(2007) William McInnes (2008) Anthony LaPaglia
Anthony LaPaglia
(2009) Ben Mendelsohn
Ben Mendelsohn
(2010) Daniel Henshall (2011) Chris O'Dowd
Chris O'Dowd
(2012) Leonardo DiCaprio
Leonardo DiCaprio
(2013) David Gulpilil
David Gulpilil
(2014) Michael Caton
Michael Caton
(2015) Andrew Garfield
Andrew Garfield
(2016) Sunny Pawar (2017)

v t e

National Board of Review Award for Best Supporting Actor

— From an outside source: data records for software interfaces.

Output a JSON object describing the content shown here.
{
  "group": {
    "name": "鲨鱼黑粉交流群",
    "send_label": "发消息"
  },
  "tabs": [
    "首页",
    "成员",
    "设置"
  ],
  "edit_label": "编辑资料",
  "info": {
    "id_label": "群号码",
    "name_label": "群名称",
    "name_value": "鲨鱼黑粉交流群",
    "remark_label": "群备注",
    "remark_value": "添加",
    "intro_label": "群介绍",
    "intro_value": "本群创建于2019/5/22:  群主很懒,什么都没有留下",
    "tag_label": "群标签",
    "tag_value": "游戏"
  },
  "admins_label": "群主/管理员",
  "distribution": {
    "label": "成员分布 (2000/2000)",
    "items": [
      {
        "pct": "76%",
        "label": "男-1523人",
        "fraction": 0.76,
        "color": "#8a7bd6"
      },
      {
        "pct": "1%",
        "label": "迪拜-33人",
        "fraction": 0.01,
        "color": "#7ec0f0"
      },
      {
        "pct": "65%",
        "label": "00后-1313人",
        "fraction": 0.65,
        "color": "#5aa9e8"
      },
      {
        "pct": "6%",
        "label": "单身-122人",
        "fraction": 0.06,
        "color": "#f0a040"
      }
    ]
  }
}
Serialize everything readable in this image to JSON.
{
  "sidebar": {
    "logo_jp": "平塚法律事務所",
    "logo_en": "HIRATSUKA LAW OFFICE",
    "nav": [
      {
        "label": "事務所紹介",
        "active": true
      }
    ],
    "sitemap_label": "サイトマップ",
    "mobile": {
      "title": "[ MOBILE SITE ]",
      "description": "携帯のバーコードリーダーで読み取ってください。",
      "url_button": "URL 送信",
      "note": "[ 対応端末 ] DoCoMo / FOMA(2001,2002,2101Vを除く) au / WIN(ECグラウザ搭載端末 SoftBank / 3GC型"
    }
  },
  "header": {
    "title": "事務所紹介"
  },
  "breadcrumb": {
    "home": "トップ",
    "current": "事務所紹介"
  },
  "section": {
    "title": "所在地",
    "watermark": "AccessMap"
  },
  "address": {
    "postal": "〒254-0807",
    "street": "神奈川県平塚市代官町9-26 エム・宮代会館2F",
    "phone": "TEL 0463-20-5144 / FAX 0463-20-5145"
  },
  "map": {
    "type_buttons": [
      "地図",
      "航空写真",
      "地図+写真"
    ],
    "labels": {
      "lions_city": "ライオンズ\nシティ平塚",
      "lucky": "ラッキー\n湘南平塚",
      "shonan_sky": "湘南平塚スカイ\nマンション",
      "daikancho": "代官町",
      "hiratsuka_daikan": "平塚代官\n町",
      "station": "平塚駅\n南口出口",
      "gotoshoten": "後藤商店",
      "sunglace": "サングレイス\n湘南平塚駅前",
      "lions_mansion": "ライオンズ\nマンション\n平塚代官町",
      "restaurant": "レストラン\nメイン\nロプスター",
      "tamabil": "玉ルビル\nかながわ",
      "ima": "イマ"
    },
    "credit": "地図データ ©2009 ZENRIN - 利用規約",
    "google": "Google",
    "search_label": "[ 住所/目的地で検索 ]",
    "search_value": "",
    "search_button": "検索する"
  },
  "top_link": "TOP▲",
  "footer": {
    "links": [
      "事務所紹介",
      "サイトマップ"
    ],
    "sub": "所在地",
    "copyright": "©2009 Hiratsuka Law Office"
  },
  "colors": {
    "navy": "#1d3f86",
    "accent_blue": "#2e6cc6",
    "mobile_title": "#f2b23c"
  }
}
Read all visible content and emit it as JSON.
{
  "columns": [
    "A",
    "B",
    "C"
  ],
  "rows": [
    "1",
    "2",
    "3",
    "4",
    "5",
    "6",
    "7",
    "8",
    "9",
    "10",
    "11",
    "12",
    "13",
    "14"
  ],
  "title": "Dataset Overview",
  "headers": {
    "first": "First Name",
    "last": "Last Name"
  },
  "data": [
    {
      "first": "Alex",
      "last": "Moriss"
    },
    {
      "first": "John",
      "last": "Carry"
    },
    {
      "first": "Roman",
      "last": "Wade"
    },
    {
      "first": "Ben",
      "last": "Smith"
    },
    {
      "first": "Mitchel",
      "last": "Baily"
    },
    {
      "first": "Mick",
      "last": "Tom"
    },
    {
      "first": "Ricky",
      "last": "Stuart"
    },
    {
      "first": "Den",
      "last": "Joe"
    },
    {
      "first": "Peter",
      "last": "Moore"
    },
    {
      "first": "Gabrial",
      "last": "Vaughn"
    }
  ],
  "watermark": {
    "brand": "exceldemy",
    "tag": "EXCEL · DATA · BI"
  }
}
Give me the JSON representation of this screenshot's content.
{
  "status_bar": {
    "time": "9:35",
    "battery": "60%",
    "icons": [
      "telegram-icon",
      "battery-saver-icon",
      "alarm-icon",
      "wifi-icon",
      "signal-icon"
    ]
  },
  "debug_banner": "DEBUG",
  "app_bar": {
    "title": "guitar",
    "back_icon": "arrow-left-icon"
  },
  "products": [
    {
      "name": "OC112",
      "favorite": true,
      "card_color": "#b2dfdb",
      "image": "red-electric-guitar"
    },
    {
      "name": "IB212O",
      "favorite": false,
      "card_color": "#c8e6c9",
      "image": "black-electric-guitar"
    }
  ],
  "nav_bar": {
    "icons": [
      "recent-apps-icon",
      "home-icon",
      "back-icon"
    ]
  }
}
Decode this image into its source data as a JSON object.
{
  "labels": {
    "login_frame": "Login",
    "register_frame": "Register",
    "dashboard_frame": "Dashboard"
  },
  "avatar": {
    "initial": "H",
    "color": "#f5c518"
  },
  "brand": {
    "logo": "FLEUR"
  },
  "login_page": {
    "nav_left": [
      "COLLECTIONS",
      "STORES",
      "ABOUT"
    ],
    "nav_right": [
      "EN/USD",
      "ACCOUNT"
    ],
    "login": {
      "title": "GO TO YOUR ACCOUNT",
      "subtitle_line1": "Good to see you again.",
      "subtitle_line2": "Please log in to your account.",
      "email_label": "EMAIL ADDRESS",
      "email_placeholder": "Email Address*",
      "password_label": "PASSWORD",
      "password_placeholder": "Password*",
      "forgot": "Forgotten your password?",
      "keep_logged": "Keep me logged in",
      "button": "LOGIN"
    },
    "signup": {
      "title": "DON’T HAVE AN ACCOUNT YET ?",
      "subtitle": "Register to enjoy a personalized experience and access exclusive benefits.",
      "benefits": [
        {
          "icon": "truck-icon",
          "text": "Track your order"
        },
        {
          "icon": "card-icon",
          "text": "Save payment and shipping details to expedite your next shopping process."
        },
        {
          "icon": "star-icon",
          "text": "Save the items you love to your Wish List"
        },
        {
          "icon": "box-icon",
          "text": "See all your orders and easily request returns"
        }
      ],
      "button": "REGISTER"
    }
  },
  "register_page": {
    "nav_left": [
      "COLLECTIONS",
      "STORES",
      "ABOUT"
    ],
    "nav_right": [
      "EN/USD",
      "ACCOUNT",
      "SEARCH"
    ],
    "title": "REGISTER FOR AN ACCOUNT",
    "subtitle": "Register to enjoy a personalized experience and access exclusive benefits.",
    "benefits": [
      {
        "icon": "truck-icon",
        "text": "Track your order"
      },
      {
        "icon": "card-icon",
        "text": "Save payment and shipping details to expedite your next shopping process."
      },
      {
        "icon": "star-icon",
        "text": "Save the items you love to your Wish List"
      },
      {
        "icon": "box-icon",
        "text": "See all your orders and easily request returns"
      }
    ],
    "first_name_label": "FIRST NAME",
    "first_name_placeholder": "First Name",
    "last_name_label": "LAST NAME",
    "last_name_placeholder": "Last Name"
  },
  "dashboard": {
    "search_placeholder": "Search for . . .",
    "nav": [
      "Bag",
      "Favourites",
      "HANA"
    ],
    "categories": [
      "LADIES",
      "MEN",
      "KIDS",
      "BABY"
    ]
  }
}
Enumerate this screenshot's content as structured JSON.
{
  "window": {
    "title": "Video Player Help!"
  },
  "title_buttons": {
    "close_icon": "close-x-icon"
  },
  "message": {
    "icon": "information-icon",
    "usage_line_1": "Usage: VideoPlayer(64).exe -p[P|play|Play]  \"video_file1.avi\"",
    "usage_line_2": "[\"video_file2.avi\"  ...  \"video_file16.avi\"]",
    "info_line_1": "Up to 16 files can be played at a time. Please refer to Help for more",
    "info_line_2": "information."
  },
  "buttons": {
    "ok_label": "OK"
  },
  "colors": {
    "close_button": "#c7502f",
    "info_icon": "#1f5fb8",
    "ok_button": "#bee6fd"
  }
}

John Williams (1954) Charles Bickford
Charles Bickford
(1955) Richard Basehart
Richard Basehart
(1956) Sessue Hayakawa
Sessue Hayakawa
(1957) Albert Salmi
Albert Salmi
(1958) Hugh Griffith
Hugh Griffith
(1959) George Peppard
George Peppard
(1960) Jackie Gleason
Jackie Gleason
(1961) Burgess Meredith
Burgess Meredith
(1962) Melvyn Douglas
Melvyn Douglas
(1963) Martin Balsam
Martin Balsam
(1964) Harry Andrews
Harry Andrews
(1965) Robert Shaw (1966) Paul Ford
Paul Ford
(1967) Leo McKern
Leo McKern
(1968) Philippe Noiret
Philippe Noiret
(1969) Frank Langella
Frank Langella
(1970) Ben Johnson (1971) Joel Grey
Joel Grey
/ Al Pacino
Al Pacino
(1972) John Houseman
John Houseman
(1973) Holger Löwenadler
Holger Löwenadler
(1974) Charles Durning
Charles Durning
(1975) Jason Robards
Jason Robards
(1976) Tom Skerritt
Tom Skerritt
(1977) Richard Farnsworth
Richard Farnsworth
(1978) Paul Dooley
Paul Dooley
(1979) Joe Pesci
Joe Pesci
(1980) Jack Nicholson
Jack Nicholson
(1981) Robert Preston (1982) Jack Nicholson
Jack Nicholson
(1983) John Malkovich
John Malkovich
(1984) Klaus Maria Brandauer
Klaus Maria Brandauer
(1985) Daniel Day-Lewis
Daniel Day-Lewis
(1986) Sean Connery
Sean Connery
(1987) River Phoenix
River Phoenix
(1988) Alan Alda
Alan Alda
(1989) Joe Pesci
Joe Pesci
(1990) Anthony Hopkins
Anthony Hopkins
(1991) Jack Nicholson
Jack Nicholson
(1992) Leonardo DiCaprio
Leonardo DiCaprio
(1993) Gary Sinise
Gary Sinise
(1994) Kevin Spacey
Kevin Spacey
(1995) Edward Norton
Edward Norton
(1996) Greg Kinnear
Greg Kinnear
(1997) Ed Harris
Ed Harris
(1998) Philip Seymour Hoffman
Philip Seymour Hoffman
(1999) Joaquin Phoenix
Joaquin Phoenix
(2000) Jim Broadbent
Jim Broadbent
(2001) Chris Cooper
Chris Cooper
(2002) Alec Baldwin
Alec Baldwin
(2003) Thomas Haden Church
Thomas Haden Church
(2004) Jake Gyllenhaal
Jake Gyllenhaal
(2005) Djimon Hounsou
Djimon Hounsou
(2006) Casey Affleck
Casey Affleck
(2007) Josh Brolin
Josh Brolin
(2008) Woody Harrelson
Woody Harrelson
(2009) Christian Bale
Christian Bale
(2010) Christopher Plummer
Christopher Plummer
(2011) Leonardo DiCaprio
Leonardo DiCaprio
(2012) Will Forte
Will Forte
(2013) Edward Norton
Edward Norton
(2014) Sylvester Stallone
Sylvester Stallone
(2015) Jeff Bridges
Jeff Bridges
(2016) Willem Dafoe
Willem Dafoe

Authority control

WorldCat Identities VIAF: 117438931 LCCN: n84189915 ISNI: 0000 0000 8186 584X GND: 139402691 SUDOC: 079703674 BNF: cb140220358 (data) MusicBrainz: 901b2630-93d7-4522-92f0-1b7d7c0704af BNE: XX1319902 SN